▶ **WHAT THE EXERCISE ASKS**
Every line of the entries below that mentions "header" is to be copied out.

▶ **SUPPLIED RECORDS**
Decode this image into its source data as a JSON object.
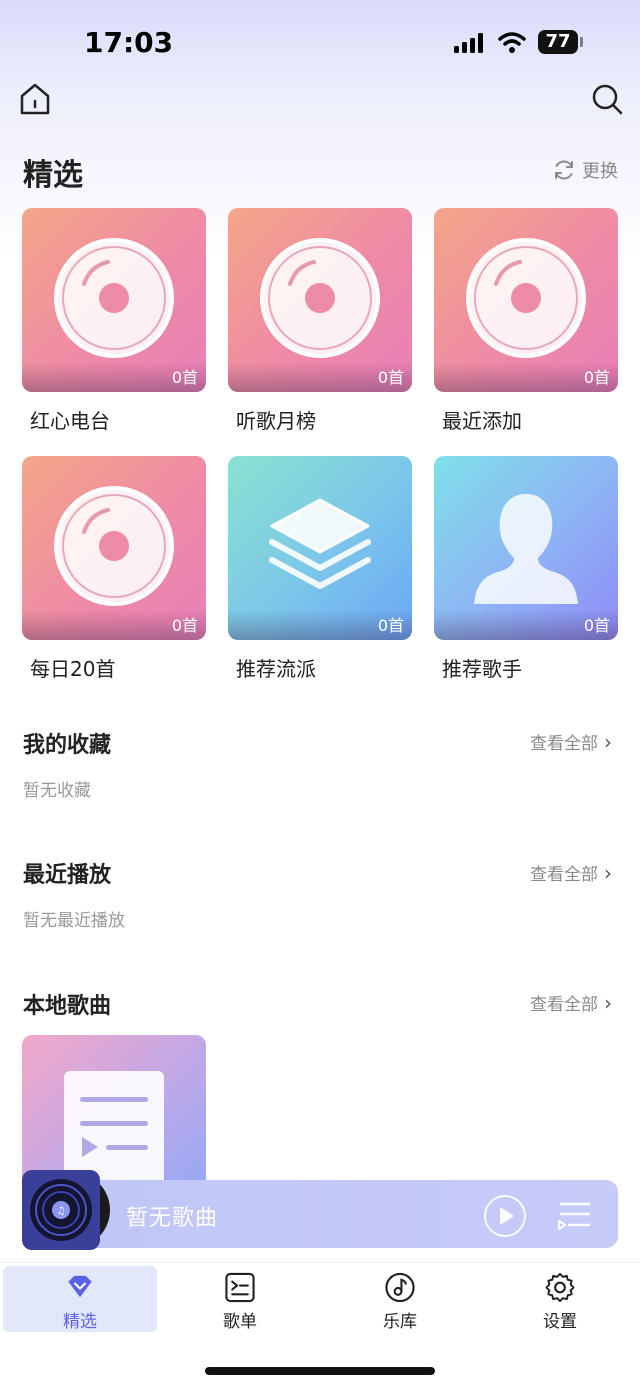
{
  "status_bar": {
    "time": "17:03",
    "battery": "77"
  },
  "header": {
    "home_icon": "home-icon",
    "search_icon": "search-icon"
  },
  "featured": {
    "title": "精选",
    "refresh_label": "更换",
    "cards": [
      {
        "label": "红心电台",
        "count": "0首",
        "art": "disc-icon"
      },
      {
        "label": "听歌月榜",
        "count": "0首",
        "art": "disc-icon"
      },
      {
        "label": "最近添加",
        "count": "0首",
        "art": "disc-icon"
      },
      {
        "label": "每日20首",
        "count": "0首",
        "art": "disc-icon"
      },
      {
        "label": "推荐流派",
        "count": "0首",
        "art": "layers-icon"
      },
      {
        "label": "推荐歌手",
        "count": "0首",
        "art": "person-icon"
      }
    ]
  },
  "favorites": {
    "title": "我的收藏",
    "see_all": "查看全部",
    "empty": "暂无收藏"
  },
  "recent": {
    "title": "最近播放",
    "see_all": "查看全部",
    "empty": "暂无最近播放"
  },
  "local": {
    "title": "本地歌曲",
    "see_all": "查看全部"
  },
  "player": {
    "title": "暂无歌曲"
  },
  "tabs": [
    {
      "label": "精选",
      "icon": "diamond-icon",
      "active": true
    },
    {
      "label": "歌单",
      "icon": "playlist-icon",
      "active": false
    },
    {
      "label": "乐库",
      "icon": "music-disc-icon",
      "active": false
    },
    {
      "label": "设置",
      "icon": "gear-icon",
      "active": false
    }
  ],
  "colors": {
    "accent": "#5a63e8",
    "tab_active_bg": "#e2e7fb",
    "player_bg": "#c3c8f7"
  }
}
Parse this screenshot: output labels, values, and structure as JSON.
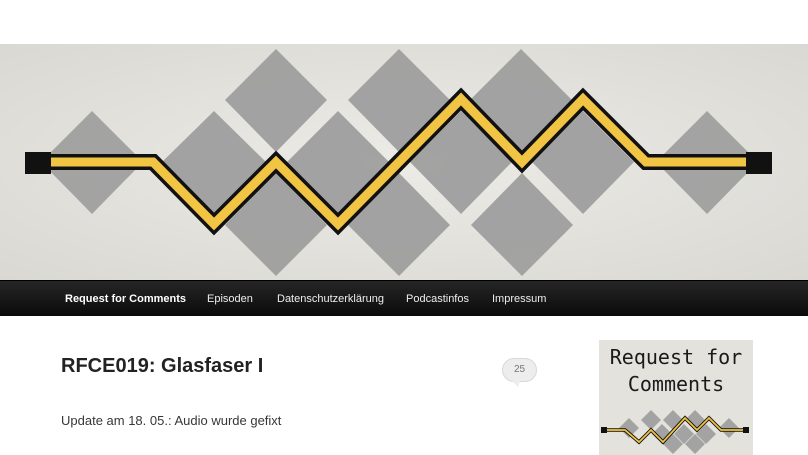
{
  "site": {
    "banner_alt": "Request for Comments header image",
    "colors": {
      "banner_background": "#e6e5e0",
      "diamond": "#9b9b9b",
      "zigzag_gold": "#f2c443",
      "zigzag_outline": "#111111",
      "navbar": "#141414",
      "nav_text": "#eeeeee"
    }
  },
  "nav": {
    "items": [
      {
        "label": "Request for Comments",
        "current": true
      },
      {
        "label": "Episoden"
      },
      {
        "label": "Datenschutzerklärung"
      },
      {
        "label": "Podcastinfos"
      },
      {
        "label": "Impressum"
      }
    ]
  },
  "post": {
    "title": "RFCE019: Glasfaser I",
    "comment_count": "25",
    "comment_icon": "speech-bubble-icon",
    "excerpt": "Update am 18. 05.: Audio wurde gefixt"
  },
  "sidebar": {
    "logo_line1": "Request for",
    "logo_line2": "Comments"
  }
}
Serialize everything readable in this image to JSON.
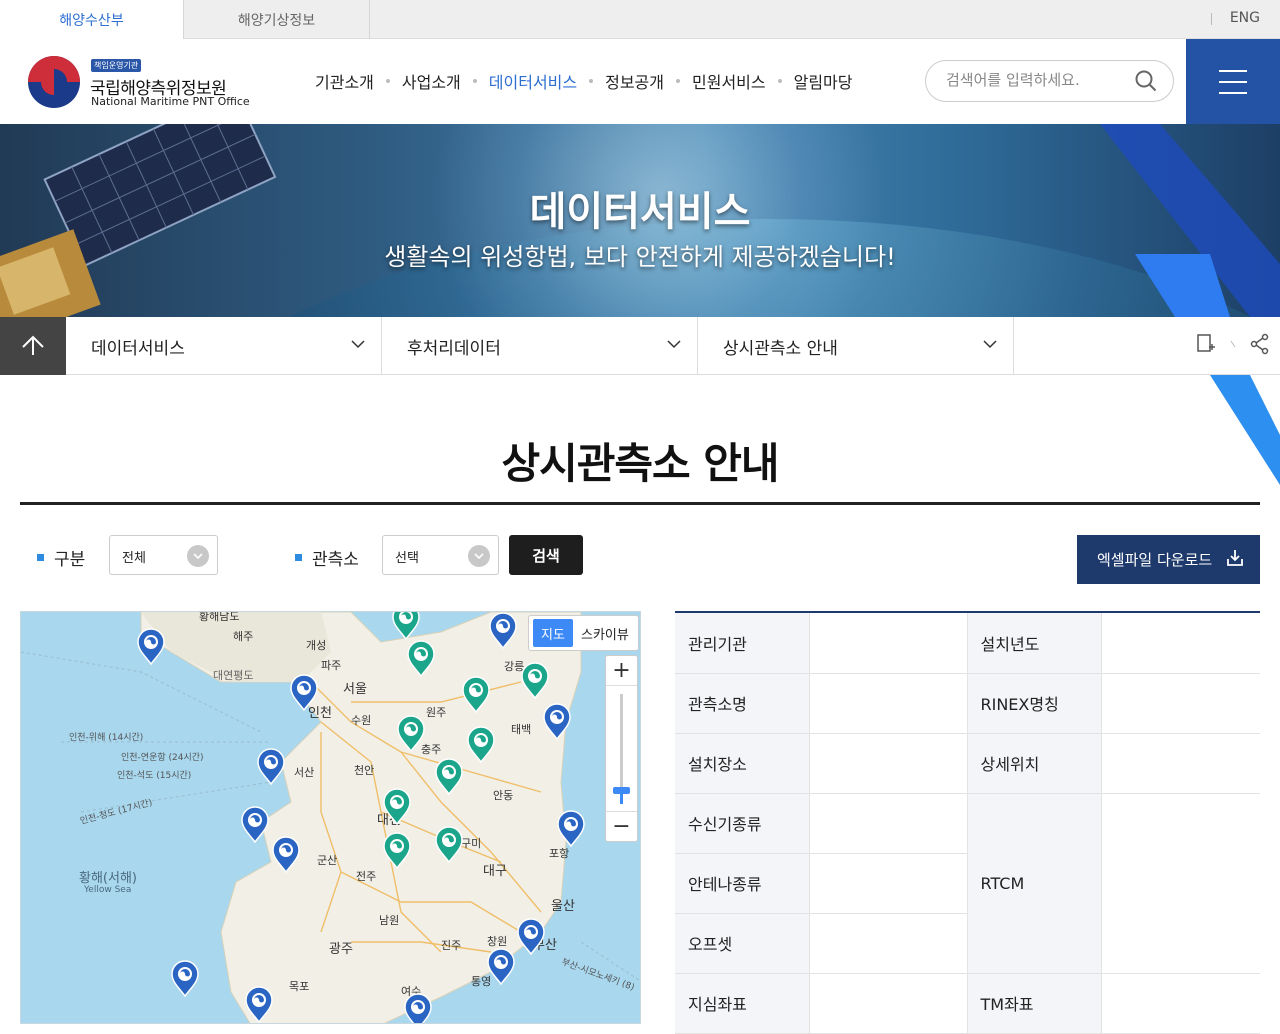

▶ **SOLVED PROBLEM**
  "header": {
    "banner_alt": "Request for Comments header image",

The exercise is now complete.